The ranking followed the 2016 milestone that changed RIT from “Masters-Comprehensive” to a “Doctoral University,” RIT says. In fiscal 2019, RIT spent $61 million on research and received $74 million in funding.
“Our graduate students are tackling problems, finding solutions and making a difference in their fields,” Cummings says.
This research profile, and programs, attract graduate students from around the world to RIT. Last month, the university held a Graduate Education Week and Showcase, as a nod to the scholarship produced by master’s and doctoral students.
“We’re definitely growing,” says Alyssa Recinella, a Ph.D. candidate in the engineering program, and president of the Doctoral Student Association. “This is the perfect time to start it, while we’re accepting more students to campus.”
Cummings has put efforts in place to nurture the graduate students on campus, including the area of advising.

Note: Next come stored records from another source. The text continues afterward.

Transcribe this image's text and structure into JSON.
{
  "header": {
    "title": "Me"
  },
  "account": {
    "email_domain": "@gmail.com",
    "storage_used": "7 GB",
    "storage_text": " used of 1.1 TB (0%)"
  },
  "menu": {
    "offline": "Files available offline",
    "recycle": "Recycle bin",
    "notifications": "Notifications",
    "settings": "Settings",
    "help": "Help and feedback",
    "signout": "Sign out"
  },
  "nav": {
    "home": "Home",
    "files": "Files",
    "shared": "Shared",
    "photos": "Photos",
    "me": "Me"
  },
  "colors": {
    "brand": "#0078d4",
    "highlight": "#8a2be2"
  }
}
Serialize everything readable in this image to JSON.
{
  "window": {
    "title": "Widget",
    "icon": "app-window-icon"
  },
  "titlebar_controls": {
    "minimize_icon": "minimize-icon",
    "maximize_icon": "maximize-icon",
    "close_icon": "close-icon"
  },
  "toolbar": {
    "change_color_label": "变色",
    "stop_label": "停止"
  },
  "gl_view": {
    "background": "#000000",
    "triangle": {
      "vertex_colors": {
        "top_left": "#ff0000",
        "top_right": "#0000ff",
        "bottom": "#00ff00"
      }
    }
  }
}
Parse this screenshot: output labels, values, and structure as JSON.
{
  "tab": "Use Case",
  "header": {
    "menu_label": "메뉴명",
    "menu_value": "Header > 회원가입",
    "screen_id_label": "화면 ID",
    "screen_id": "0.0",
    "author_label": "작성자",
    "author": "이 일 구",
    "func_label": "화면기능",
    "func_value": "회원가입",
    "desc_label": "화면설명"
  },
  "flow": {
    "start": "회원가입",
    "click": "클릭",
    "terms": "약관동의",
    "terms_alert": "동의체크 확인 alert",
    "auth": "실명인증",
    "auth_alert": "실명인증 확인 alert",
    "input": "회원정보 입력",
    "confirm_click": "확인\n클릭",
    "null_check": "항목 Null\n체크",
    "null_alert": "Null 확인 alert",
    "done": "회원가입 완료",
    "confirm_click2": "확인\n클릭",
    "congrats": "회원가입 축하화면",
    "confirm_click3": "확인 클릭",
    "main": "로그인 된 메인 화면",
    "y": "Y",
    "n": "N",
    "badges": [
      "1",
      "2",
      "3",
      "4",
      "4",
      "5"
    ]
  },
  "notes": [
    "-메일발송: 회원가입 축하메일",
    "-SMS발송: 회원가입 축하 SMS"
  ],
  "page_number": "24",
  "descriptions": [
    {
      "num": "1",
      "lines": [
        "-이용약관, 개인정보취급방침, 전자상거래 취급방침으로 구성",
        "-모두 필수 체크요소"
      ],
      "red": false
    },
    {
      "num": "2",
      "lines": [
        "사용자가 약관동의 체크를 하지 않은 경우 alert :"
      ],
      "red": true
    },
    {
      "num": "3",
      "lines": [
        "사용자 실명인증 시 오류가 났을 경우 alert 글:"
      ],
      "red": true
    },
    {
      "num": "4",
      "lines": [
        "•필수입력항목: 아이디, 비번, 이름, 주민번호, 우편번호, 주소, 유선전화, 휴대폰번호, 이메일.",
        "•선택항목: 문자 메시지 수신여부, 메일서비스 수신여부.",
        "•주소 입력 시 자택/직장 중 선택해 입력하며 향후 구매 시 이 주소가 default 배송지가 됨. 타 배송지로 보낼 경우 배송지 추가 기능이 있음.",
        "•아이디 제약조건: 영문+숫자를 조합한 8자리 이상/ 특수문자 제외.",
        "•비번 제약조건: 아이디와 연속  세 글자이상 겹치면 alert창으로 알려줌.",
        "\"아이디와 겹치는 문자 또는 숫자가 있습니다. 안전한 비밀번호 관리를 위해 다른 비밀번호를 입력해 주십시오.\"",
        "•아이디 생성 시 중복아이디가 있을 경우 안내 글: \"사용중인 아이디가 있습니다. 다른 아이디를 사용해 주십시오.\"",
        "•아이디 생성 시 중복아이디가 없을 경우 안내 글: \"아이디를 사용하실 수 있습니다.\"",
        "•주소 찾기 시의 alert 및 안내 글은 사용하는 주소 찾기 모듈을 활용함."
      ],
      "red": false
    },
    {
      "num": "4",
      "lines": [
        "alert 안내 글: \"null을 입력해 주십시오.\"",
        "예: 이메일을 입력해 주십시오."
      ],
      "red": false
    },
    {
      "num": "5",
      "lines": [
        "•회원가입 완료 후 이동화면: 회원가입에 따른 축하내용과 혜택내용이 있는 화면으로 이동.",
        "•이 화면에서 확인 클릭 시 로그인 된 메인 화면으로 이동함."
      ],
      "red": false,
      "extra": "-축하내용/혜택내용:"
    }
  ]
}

Lynne Mazadoorian, director of the university advising office, and Cummings surveyed graduate students in spring 2018 about their experiences with graduate advising. The results showed that, while overall the 330 respondents (50 percent were M.S. students, 20 percent B.S./M.S. and 13 percent were Ph.D. students) reported being satisfied with their advisers, advising practices varied, and access to both academic and faculty advisers differed across programs.
“The undergraduate model should not necessarily be used for graduate advising; it’s a different population,” Cummings says. “Our intent was not to overhaul current processes and structures that exist. We met with each college to find out what they need to support their graduate students. We’re looking at things that could benefit every college.”
Recommendations to refine the process include standardizing a position description for the role of graduate student advisers, training sessions and the creation of a liaison role in the Office of Graduate Education to coordinate information and procedures around graduate advising.
Assisting graduate students with written communication, especially before they embark on writing their thesis, is another initiative in progress.
A new Graduate Education Dean’s Advisory Council, composed of alumni and Rochester community members, will make recommendations on graduate education initiatives, networking and career opportunities for students. The group met for the first time in the fall and will hold semiannual meetings, officials say.
RIT has long been regarded as a university best known for preparing students for jobs. The move to augment the graduate education at RIT is in line with its 2018-2025 strategic plan, which states that “the world needs more than people with a career … it needs people who understand how to innovate.”
Smriti Jacob is Rochester Beacon managing editor.